[Web page and app entries]
:::

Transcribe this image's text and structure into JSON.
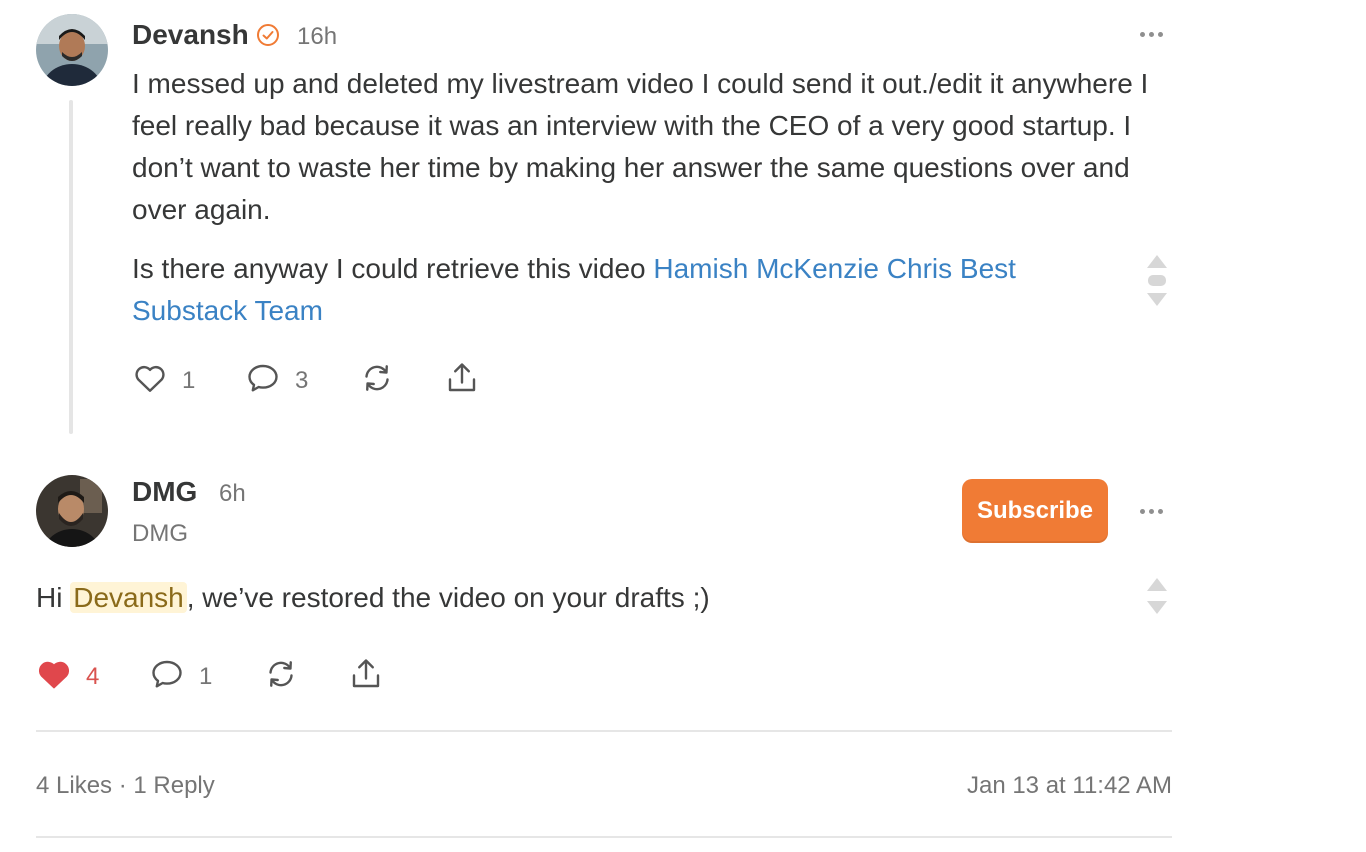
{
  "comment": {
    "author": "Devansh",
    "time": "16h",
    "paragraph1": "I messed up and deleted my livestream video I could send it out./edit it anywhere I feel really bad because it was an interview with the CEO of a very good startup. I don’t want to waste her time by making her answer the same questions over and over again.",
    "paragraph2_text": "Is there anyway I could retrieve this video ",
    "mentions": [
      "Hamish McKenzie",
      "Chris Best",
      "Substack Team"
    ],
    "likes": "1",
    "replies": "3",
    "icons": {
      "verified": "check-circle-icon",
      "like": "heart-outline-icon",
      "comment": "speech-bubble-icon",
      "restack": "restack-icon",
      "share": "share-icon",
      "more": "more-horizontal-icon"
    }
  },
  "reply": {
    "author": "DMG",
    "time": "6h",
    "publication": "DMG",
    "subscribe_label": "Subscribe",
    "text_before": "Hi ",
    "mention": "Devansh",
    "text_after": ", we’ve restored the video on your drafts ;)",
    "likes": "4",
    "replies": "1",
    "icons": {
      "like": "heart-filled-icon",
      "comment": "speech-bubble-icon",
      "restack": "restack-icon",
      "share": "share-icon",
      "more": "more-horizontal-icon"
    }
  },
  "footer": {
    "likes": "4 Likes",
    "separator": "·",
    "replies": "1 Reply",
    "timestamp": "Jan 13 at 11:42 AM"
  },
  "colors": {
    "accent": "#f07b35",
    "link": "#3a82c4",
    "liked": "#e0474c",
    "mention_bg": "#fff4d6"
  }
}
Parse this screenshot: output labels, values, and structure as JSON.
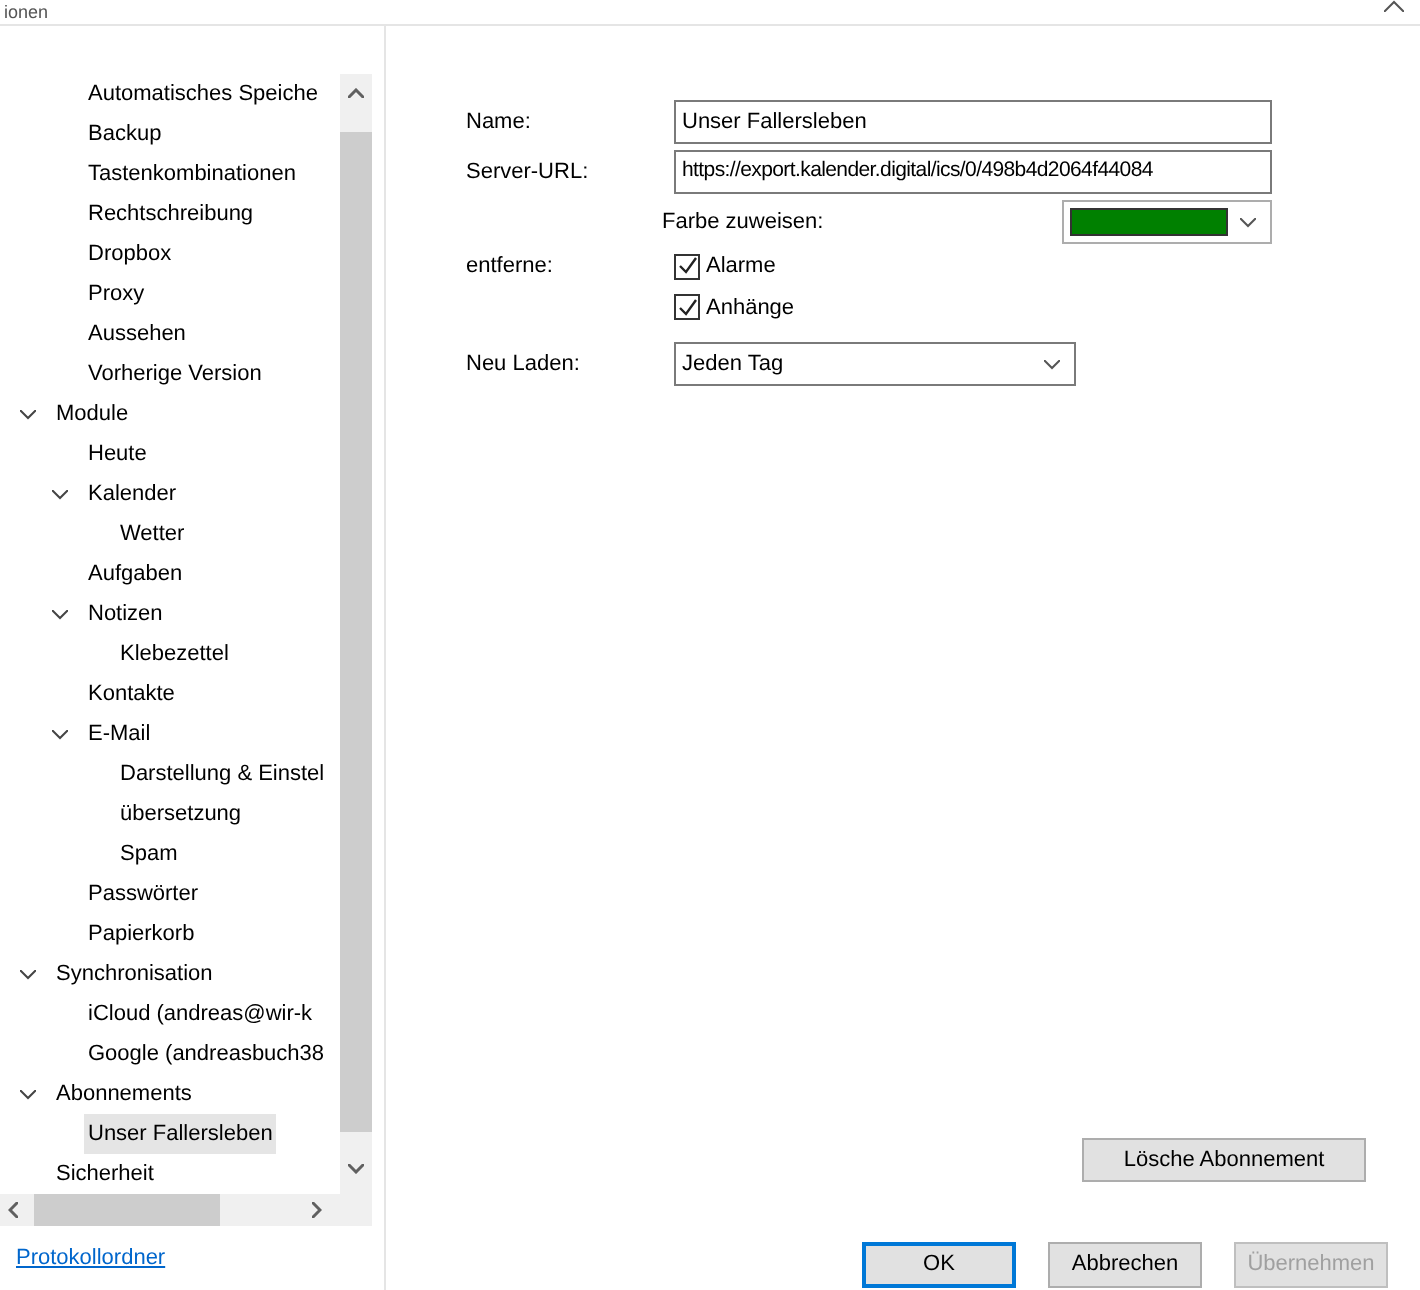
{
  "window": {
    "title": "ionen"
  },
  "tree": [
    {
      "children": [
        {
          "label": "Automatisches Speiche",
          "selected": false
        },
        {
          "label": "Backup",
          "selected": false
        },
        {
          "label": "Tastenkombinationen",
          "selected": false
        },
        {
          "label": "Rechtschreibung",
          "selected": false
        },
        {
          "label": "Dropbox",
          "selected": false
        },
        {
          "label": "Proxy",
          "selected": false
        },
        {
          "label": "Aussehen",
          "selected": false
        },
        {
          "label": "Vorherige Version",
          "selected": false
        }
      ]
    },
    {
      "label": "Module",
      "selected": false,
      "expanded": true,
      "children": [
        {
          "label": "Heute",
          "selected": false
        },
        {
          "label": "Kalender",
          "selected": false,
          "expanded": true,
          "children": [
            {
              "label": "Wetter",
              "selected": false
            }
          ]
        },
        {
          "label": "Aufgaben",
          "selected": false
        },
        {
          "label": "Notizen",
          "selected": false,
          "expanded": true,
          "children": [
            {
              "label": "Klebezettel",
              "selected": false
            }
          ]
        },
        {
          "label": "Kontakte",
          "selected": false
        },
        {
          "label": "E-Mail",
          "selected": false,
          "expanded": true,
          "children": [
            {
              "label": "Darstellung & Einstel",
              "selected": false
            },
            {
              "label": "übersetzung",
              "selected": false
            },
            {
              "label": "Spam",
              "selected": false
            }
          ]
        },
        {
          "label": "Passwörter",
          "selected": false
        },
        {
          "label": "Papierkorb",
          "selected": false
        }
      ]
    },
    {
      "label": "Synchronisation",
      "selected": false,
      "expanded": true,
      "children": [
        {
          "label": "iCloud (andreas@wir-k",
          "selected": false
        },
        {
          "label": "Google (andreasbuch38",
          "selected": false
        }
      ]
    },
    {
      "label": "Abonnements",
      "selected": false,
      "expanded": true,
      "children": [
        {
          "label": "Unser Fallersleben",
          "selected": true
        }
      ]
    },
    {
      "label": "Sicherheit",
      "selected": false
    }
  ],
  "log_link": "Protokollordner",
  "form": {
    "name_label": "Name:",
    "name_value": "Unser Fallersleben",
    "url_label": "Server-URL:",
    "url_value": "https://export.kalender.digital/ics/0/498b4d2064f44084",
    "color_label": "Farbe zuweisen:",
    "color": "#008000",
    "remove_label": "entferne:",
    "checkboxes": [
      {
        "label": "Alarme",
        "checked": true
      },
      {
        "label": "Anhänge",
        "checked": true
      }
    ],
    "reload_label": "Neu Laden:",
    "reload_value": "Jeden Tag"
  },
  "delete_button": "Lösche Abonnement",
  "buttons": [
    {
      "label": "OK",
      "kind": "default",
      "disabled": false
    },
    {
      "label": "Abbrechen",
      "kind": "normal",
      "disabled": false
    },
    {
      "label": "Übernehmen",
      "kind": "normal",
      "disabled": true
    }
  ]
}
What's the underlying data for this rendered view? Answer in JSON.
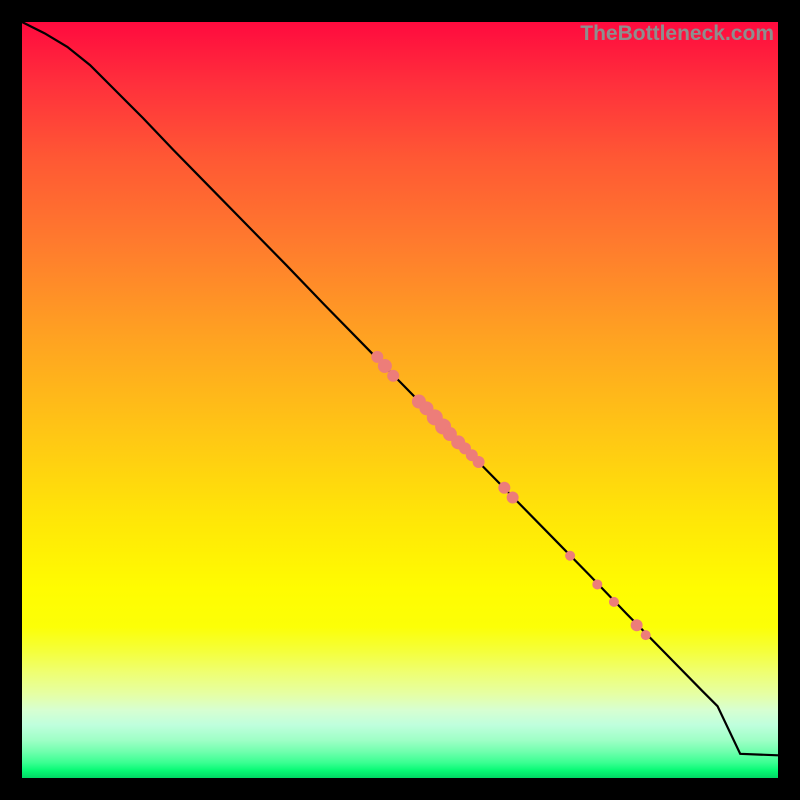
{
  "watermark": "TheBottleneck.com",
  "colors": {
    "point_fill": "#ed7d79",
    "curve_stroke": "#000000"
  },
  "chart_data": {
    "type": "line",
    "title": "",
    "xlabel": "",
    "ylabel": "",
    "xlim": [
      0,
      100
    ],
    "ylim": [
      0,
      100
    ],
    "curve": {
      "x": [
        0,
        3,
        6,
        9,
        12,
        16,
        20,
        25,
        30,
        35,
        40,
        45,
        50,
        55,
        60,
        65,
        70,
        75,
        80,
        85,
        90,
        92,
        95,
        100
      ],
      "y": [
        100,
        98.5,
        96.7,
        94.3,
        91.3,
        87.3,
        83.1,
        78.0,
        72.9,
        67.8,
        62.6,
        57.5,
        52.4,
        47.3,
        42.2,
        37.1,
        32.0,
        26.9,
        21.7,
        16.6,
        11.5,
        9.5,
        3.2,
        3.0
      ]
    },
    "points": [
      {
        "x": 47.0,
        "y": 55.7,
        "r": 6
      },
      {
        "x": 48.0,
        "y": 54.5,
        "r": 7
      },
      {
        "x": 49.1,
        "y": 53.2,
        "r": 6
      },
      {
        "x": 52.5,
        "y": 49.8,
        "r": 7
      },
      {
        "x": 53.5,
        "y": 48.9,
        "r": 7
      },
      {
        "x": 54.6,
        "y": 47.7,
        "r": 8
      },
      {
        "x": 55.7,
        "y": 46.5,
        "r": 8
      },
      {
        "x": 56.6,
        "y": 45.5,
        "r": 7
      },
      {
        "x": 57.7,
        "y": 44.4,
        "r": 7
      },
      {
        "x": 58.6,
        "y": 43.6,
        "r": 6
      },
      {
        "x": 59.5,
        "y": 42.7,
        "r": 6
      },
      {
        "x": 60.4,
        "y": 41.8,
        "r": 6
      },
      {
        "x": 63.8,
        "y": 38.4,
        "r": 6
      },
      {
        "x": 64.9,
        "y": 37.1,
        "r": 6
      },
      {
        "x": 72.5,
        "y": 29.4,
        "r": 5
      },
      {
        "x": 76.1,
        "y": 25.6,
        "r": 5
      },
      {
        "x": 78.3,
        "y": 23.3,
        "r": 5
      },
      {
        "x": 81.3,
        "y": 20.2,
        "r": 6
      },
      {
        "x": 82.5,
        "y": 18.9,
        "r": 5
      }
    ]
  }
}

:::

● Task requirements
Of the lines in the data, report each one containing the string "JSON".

● Your solution
Transcribe this image's text and structure into JSON.
Parse this screenshot: output labels, values, and structure as JSON.
What's the underlying data for this rendered view? Answer in JSON.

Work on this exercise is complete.